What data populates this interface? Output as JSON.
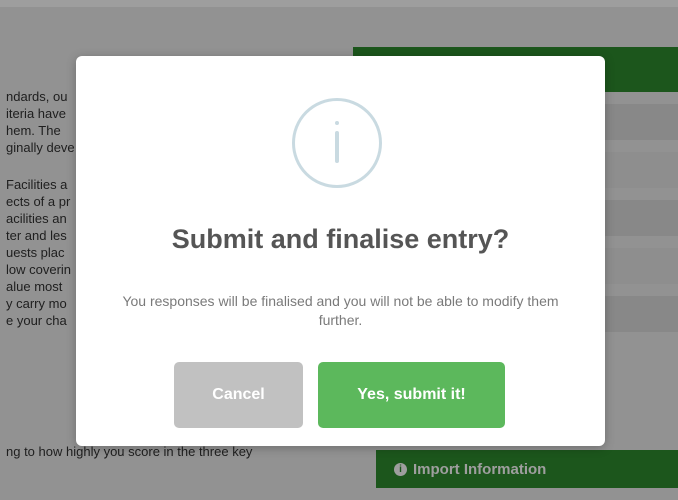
{
  "background": {
    "left_text_lines_1": [
      "ndards, ou",
      "iteria have",
      "hem. The",
      "ginally deve"
    ],
    "left_text_lines_2": [
      "Facilities a",
      "ects of a pr",
      "acilities an",
      "ter and les",
      "uests plac",
      "low coverin",
      "alue most",
      "y carry mo",
      "e your cha"
    ],
    "bottom_line": "ng to how highly you score in the three key",
    "import_label": "Import Information"
  },
  "modal": {
    "icon": "info-icon",
    "title": "Submit and finalise entry?",
    "body": "You responses will be finalised and you will not be able to modify them further.",
    "cancel_label": "Cancel",
    "confirm_label": "Yes, submit it!"
  },
  "colors": {
    "brand_green": "#2e8b2e",
    "confirm_green": "#5cb85c",
    "cancel_gray": "#c1c1c1",
    "icon_ring": "#c9dae1"
  }
}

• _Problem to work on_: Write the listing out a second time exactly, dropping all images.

• _Solved problem_:
What data populates this interface? Output as JSON.
{
  "background": {
    "left_text_lines_1": [
      "ndards, ou",
      "iteria have",
      "hem. The",
      "ginally deve"
    ],
    "left_text_lines_2": [
      "Facilities a",
      "ects of a pr",
      "acilities an",
      "ter and les",
      "uests plac",
      "low coverin",
      "alue most",
      "y carry mo",
      "e your cha"
    ],
    "bottom_line": "ng to how highly you score in the three key",
    "import_label": "Import Information"
  },
  "modal": {
    "icon": "info-icon",
    "title": "Submit and finalise entry?",
    "body": "You responses will be finalised and you will not be able to modify them further.",
    "cancel_label": "Cancel",
    "confirm_label": "Yes, submit it!"
  },
  "colors": {
    "brand_green": "#2e8b2e",
    "confirm_green": "#5cb85c",
    "cancel_gray": "#c1c1c1",
    "icon_ring": "#c9dae1"
  }
}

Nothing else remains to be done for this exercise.